Input data Start Marker

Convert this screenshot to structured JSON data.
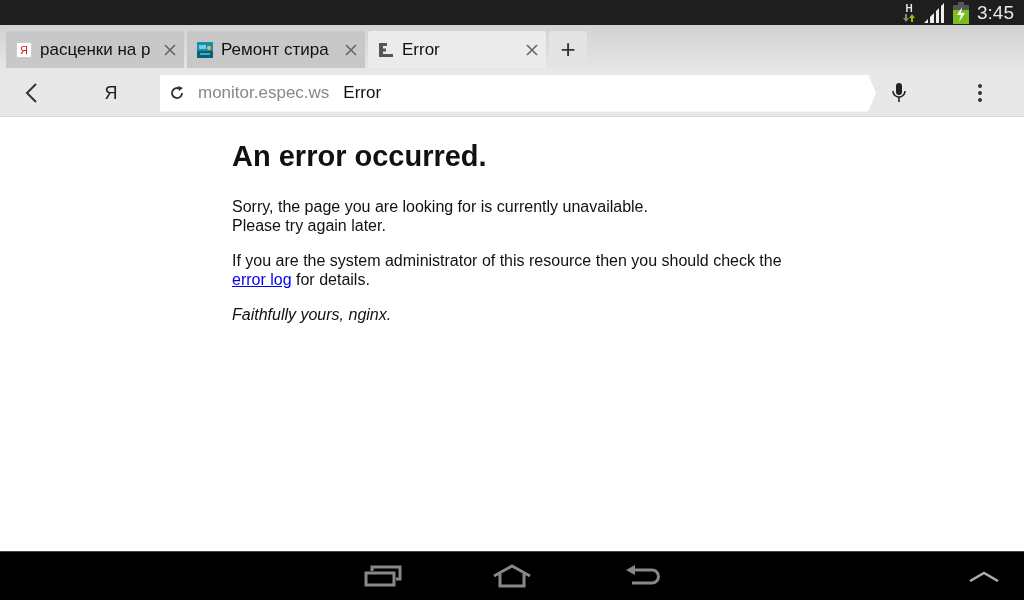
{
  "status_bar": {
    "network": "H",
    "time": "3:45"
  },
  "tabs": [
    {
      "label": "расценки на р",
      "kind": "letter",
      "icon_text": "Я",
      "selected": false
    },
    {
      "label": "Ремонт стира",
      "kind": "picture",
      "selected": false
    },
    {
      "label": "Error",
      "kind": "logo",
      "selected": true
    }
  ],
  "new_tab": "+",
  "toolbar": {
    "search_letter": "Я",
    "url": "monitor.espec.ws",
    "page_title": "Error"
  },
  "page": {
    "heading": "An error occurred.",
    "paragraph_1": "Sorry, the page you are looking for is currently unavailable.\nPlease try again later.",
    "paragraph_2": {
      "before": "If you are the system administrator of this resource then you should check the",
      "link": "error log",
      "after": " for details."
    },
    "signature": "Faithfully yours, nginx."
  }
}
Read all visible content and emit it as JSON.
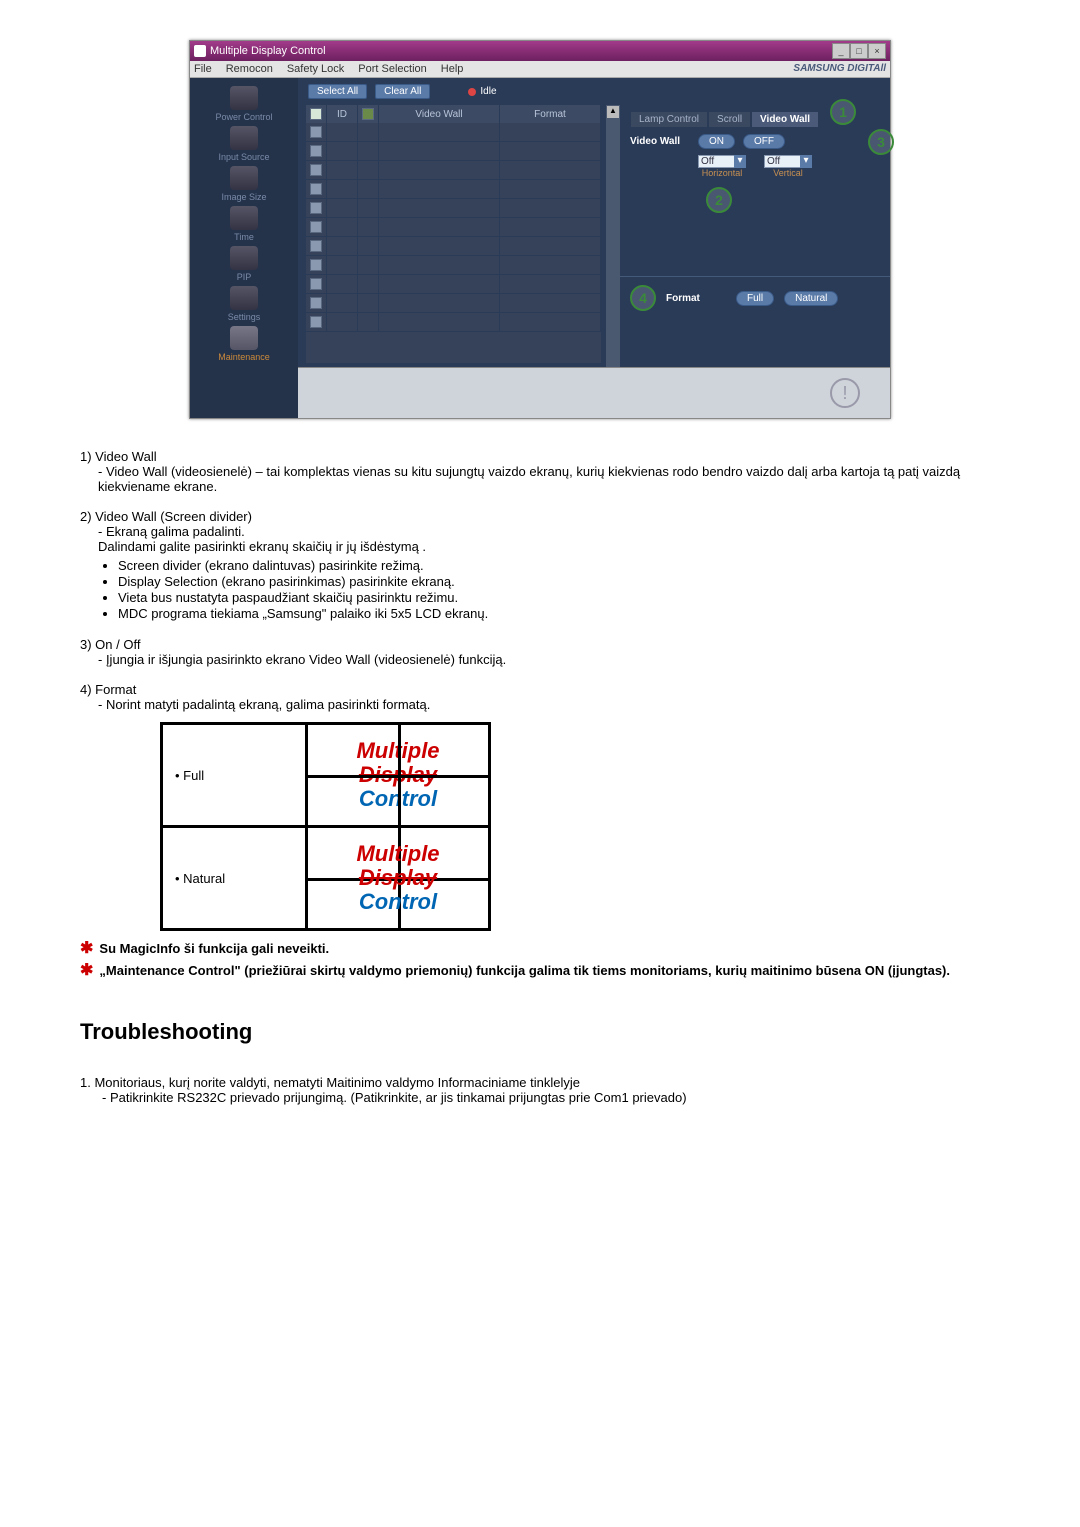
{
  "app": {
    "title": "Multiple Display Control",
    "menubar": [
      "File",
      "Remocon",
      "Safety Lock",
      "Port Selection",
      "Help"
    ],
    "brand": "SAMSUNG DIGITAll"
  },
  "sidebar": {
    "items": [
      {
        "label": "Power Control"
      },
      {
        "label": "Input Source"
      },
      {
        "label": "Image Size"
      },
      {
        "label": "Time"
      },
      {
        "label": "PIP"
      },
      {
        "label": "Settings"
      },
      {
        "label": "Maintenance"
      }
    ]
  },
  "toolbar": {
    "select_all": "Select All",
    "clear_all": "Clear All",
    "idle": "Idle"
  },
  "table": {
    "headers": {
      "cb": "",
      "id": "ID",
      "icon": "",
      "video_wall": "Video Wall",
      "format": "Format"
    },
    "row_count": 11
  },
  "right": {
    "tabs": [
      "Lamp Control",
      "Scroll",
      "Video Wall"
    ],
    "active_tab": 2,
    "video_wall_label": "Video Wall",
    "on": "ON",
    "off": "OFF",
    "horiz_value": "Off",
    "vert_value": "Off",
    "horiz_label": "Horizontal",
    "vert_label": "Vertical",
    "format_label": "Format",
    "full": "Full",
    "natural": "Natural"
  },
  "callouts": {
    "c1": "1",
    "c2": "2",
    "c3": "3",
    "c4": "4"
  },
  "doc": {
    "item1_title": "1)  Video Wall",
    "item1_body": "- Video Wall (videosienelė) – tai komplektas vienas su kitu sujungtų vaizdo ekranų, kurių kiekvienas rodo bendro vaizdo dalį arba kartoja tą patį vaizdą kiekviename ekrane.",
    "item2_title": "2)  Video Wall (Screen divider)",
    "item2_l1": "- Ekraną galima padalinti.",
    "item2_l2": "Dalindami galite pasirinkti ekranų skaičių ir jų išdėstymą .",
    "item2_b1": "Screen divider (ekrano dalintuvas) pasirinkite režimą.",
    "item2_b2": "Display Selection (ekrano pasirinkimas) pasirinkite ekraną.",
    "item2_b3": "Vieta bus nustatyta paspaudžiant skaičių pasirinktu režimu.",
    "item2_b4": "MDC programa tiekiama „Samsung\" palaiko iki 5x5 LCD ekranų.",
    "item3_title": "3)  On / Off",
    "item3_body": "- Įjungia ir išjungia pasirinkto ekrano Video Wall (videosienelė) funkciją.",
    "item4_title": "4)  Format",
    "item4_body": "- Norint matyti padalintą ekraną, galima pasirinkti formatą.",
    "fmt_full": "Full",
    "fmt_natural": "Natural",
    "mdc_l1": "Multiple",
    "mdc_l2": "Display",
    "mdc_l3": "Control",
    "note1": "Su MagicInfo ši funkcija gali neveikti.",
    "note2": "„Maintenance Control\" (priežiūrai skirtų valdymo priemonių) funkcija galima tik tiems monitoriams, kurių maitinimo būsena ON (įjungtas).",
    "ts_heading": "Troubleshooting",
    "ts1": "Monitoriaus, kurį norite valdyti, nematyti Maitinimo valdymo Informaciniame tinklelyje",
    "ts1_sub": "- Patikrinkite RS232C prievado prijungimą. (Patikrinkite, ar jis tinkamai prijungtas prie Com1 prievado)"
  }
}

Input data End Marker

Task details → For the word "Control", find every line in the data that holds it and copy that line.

Response box →
    "title": "Multiple Display Control",
        "label": "Power Control"
      "Lamp Control",
    "mdc_l3": "Control",
    "note2": "„Maintenance Control\" (priežiūrai skirtų valdymo priemonių) funkcija galima tik tiems monitoriams, kurių maitinimo būsena ON (įjungtas).",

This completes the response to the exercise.